PROBLEM
Find every line of the records that has "data" and return it.
[RECORD EXCERPTS Boundary: Start]
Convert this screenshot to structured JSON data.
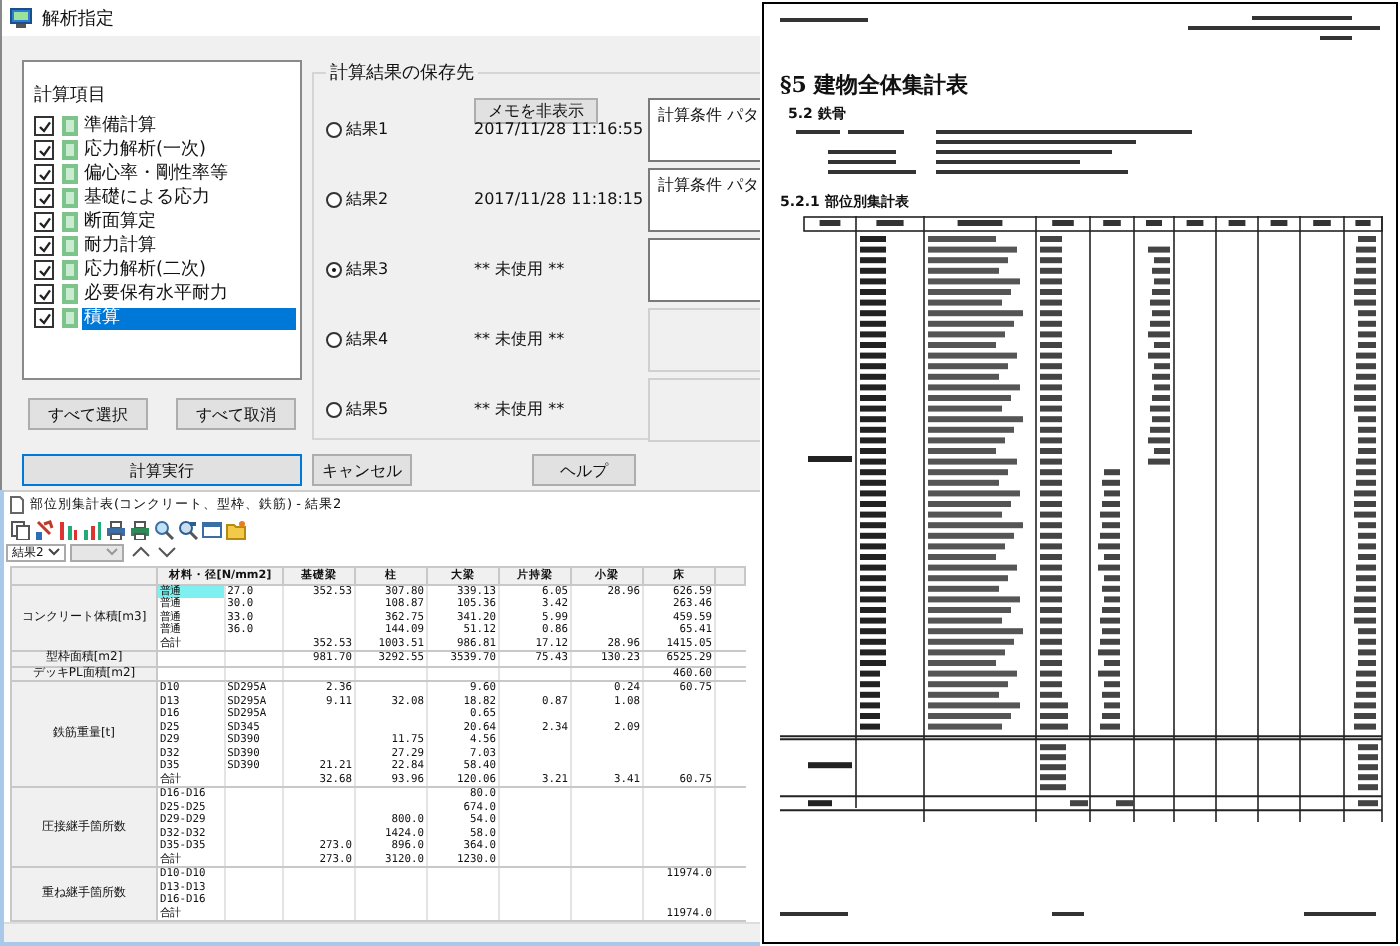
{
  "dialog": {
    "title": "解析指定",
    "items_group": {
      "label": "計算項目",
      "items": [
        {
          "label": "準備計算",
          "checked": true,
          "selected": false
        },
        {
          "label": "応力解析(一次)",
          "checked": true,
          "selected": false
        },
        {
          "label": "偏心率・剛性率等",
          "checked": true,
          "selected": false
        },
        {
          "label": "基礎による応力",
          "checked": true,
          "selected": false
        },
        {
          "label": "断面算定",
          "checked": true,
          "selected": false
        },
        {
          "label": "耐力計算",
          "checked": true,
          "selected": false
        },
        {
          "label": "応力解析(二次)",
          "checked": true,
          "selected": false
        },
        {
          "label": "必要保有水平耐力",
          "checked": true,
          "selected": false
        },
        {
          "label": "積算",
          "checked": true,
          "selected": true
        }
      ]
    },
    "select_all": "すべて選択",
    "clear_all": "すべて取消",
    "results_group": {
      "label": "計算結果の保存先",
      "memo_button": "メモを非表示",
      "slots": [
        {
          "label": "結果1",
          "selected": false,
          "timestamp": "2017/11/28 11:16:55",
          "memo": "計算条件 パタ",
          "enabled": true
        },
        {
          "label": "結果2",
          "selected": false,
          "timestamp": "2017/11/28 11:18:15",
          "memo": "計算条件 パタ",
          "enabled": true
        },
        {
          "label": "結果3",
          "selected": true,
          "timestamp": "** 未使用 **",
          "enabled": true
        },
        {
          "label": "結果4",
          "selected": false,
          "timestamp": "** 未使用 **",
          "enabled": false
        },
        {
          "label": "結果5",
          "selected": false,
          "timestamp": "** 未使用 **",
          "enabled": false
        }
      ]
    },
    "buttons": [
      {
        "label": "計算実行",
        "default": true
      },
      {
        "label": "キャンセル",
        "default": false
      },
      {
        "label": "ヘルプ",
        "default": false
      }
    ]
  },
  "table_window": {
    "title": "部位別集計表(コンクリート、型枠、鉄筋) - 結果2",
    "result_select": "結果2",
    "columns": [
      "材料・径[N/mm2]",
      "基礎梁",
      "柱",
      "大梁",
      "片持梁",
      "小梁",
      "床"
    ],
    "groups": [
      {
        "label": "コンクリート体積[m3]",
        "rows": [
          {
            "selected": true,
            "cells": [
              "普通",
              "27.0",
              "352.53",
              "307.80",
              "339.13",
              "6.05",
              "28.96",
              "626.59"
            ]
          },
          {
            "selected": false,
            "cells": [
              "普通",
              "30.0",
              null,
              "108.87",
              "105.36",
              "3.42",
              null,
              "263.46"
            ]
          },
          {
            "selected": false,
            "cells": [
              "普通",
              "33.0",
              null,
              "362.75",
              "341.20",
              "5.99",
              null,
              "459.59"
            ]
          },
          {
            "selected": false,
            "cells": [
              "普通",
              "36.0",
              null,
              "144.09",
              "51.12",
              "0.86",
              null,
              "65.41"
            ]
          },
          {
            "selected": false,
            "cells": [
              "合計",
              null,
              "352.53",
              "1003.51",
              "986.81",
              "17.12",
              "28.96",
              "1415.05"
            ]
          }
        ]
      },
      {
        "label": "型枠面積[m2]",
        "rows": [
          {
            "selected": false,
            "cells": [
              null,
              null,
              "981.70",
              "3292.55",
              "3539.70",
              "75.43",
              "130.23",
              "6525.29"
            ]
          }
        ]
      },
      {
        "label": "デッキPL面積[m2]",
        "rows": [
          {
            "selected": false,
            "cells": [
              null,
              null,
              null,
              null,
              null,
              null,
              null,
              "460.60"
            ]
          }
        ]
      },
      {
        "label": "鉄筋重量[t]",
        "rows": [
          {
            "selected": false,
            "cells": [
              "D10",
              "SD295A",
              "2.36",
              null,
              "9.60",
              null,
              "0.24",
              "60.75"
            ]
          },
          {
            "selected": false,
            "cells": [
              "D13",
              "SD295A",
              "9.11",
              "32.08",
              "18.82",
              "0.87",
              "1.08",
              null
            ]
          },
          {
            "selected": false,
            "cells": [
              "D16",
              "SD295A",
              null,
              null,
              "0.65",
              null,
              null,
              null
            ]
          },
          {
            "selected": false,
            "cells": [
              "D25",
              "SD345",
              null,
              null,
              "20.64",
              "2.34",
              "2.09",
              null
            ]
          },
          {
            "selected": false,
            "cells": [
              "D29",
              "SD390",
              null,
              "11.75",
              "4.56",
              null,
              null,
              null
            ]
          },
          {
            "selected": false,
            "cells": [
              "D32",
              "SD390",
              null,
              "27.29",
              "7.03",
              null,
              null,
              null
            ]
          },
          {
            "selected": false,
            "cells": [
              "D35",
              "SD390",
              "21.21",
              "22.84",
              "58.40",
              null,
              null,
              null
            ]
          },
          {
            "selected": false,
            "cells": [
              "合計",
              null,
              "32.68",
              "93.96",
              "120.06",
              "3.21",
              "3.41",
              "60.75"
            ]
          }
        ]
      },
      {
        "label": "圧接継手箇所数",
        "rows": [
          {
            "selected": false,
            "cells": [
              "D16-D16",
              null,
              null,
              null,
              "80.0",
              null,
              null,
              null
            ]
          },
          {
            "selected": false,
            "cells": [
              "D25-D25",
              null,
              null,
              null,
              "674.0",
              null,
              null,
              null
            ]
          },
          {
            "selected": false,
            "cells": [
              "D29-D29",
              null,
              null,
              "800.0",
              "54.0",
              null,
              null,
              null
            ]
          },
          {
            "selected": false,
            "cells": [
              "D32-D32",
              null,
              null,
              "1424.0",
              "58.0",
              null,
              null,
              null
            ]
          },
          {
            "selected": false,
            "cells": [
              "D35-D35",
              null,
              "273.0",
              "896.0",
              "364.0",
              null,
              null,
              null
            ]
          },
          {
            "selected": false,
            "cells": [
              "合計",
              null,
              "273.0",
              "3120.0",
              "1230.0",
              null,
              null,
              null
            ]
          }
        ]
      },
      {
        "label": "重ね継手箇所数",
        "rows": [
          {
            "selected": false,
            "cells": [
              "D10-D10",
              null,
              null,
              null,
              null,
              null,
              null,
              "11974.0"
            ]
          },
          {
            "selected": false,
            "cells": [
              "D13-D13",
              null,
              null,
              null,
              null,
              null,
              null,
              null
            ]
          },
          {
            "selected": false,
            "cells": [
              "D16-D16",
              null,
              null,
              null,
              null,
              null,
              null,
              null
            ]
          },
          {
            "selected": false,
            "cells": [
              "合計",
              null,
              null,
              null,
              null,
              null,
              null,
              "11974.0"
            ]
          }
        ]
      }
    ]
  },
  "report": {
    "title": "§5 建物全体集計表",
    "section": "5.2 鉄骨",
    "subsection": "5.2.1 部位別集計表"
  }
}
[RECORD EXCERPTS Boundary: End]
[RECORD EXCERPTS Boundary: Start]
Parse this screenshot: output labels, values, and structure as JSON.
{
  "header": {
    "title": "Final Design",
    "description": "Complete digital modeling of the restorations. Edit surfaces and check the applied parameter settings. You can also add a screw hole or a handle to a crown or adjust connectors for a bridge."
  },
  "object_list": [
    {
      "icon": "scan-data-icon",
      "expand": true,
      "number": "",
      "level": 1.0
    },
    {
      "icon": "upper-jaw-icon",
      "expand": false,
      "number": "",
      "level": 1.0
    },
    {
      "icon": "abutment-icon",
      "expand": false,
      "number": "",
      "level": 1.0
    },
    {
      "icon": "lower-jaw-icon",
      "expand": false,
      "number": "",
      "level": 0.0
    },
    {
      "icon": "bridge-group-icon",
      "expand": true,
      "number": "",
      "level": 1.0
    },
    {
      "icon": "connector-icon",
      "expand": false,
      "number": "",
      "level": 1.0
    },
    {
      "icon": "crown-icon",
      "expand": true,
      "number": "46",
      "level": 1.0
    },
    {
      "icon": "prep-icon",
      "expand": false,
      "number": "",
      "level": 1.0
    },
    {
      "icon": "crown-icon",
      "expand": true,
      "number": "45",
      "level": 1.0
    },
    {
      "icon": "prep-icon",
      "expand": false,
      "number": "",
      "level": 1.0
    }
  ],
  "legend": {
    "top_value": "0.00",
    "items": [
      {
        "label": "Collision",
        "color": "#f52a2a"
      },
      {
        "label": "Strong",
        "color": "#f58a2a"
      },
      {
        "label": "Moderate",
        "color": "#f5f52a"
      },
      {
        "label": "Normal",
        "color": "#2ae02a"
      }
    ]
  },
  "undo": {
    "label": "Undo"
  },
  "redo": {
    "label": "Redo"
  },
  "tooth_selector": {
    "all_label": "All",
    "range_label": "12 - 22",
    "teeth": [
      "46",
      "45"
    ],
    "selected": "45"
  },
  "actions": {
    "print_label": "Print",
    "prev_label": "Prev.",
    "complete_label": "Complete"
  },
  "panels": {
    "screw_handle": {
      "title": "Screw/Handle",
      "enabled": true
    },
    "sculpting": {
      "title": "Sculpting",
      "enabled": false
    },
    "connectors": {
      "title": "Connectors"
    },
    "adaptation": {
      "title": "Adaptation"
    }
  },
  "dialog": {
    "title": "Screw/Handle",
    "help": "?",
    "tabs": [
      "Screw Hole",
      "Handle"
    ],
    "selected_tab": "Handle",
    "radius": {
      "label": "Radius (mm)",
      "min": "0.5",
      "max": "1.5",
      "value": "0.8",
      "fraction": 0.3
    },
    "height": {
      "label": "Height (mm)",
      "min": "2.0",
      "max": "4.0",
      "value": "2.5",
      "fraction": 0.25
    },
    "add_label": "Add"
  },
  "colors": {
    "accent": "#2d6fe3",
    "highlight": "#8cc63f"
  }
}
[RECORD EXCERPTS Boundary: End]
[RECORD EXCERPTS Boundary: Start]
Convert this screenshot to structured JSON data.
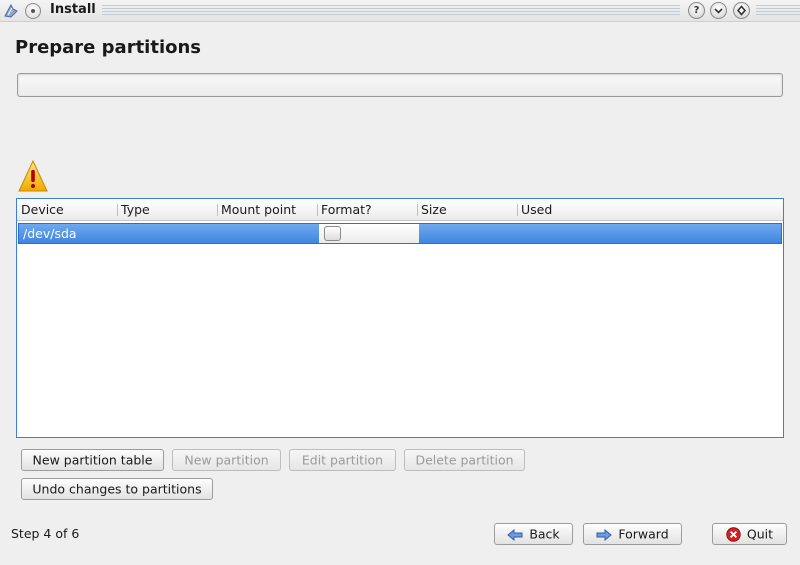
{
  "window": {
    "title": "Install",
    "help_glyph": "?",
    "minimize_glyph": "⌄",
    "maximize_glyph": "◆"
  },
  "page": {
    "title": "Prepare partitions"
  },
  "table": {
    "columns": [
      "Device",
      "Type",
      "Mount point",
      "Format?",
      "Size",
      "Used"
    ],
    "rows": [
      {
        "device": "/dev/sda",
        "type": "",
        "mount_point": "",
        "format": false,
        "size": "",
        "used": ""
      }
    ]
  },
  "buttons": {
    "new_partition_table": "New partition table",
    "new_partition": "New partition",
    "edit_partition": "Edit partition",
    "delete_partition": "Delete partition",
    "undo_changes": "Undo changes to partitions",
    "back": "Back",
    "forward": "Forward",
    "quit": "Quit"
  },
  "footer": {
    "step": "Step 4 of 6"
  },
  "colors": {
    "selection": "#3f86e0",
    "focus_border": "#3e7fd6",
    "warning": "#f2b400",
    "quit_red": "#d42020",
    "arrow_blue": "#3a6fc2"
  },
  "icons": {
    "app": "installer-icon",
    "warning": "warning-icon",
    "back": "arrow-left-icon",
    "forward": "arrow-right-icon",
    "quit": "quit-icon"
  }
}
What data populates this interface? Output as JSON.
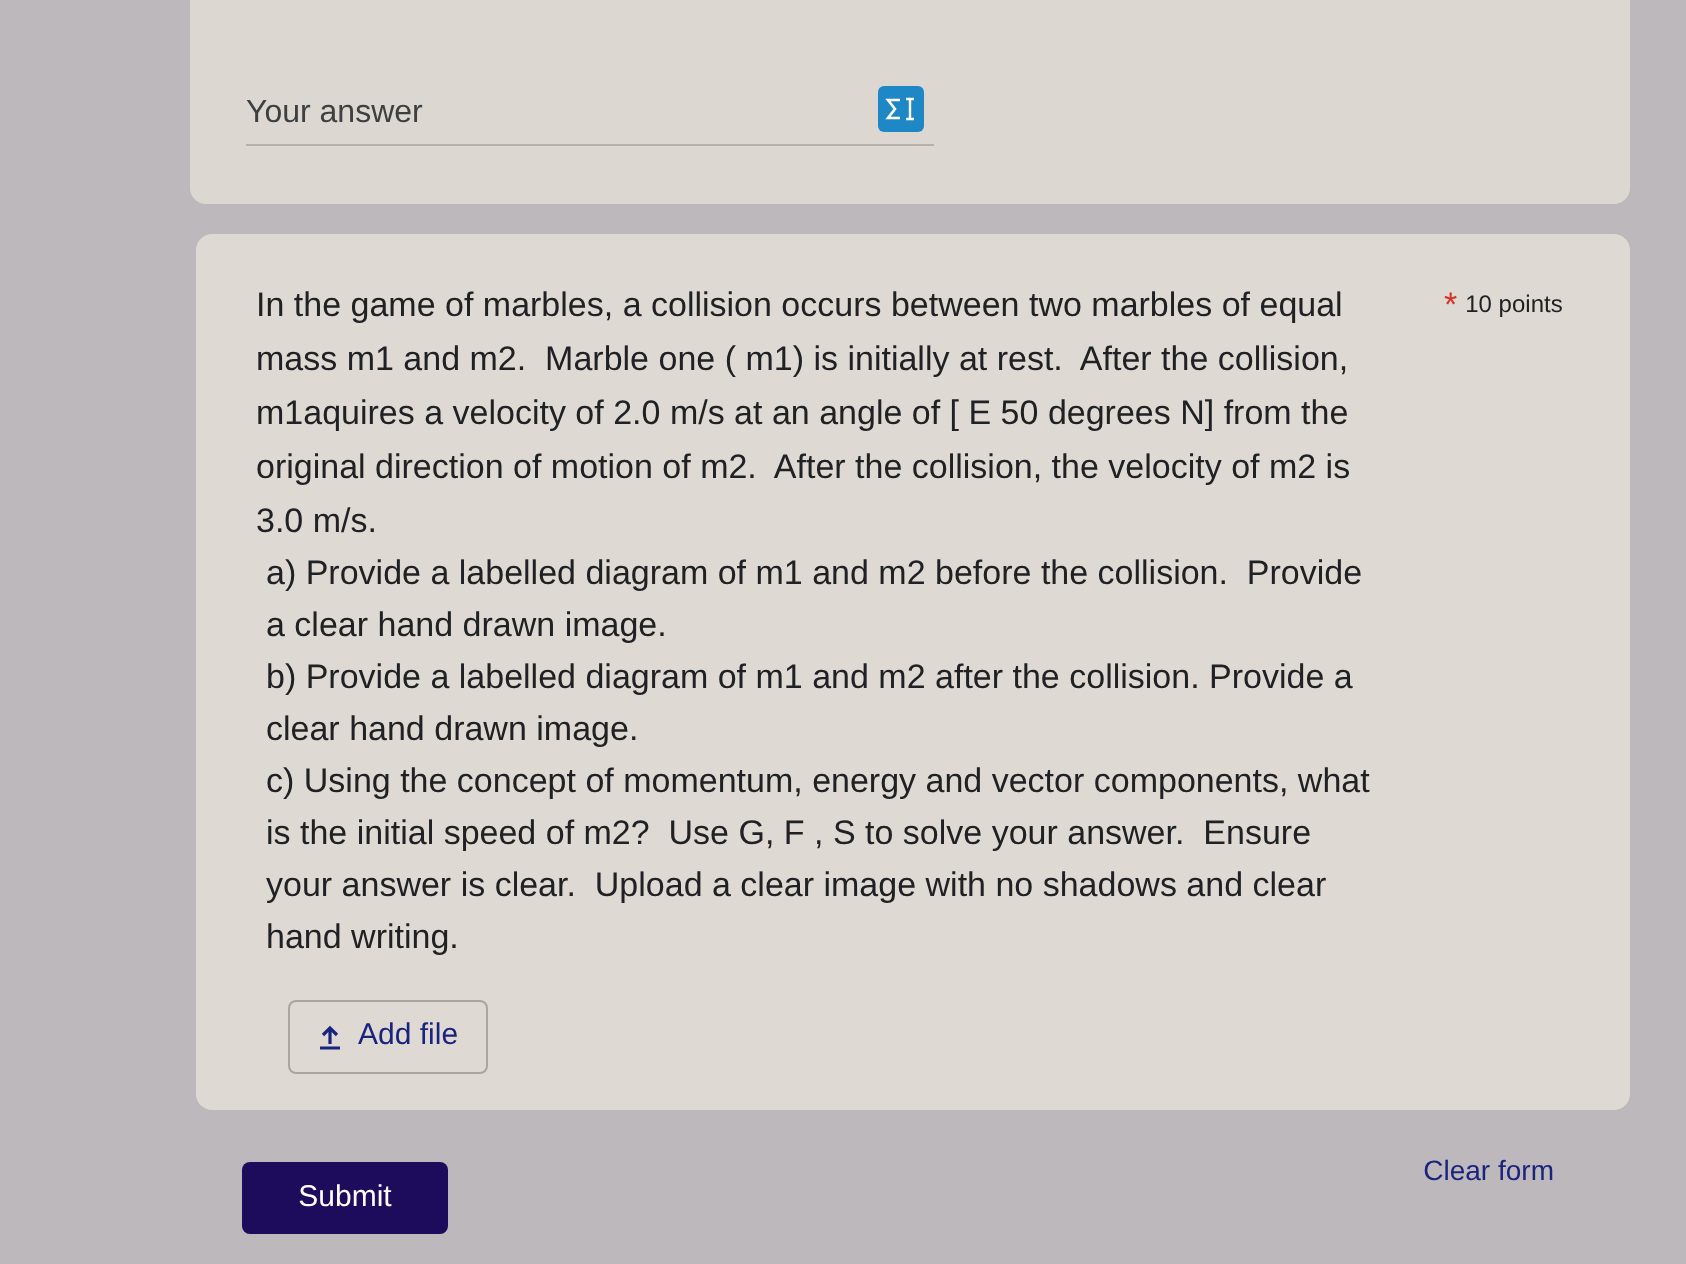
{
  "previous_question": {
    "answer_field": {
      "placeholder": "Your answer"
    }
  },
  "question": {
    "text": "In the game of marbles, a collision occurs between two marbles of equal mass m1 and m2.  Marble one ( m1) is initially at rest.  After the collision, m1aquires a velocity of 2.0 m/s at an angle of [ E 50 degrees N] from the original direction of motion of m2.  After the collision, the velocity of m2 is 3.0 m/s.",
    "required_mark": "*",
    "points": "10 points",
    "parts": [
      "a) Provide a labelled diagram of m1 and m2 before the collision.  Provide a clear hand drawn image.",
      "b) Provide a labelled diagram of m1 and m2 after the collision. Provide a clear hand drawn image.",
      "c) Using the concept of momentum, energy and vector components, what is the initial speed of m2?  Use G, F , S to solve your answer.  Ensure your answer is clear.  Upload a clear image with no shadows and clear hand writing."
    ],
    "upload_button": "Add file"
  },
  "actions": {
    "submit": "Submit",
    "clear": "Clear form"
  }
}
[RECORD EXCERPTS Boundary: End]
ANSWER BELOW
Convert this screenshot to structured JSON data.
      "icon": "scan-data-icon",
Convert this screenshot to structured JSON data.
What data populates this interface? Output as JSON.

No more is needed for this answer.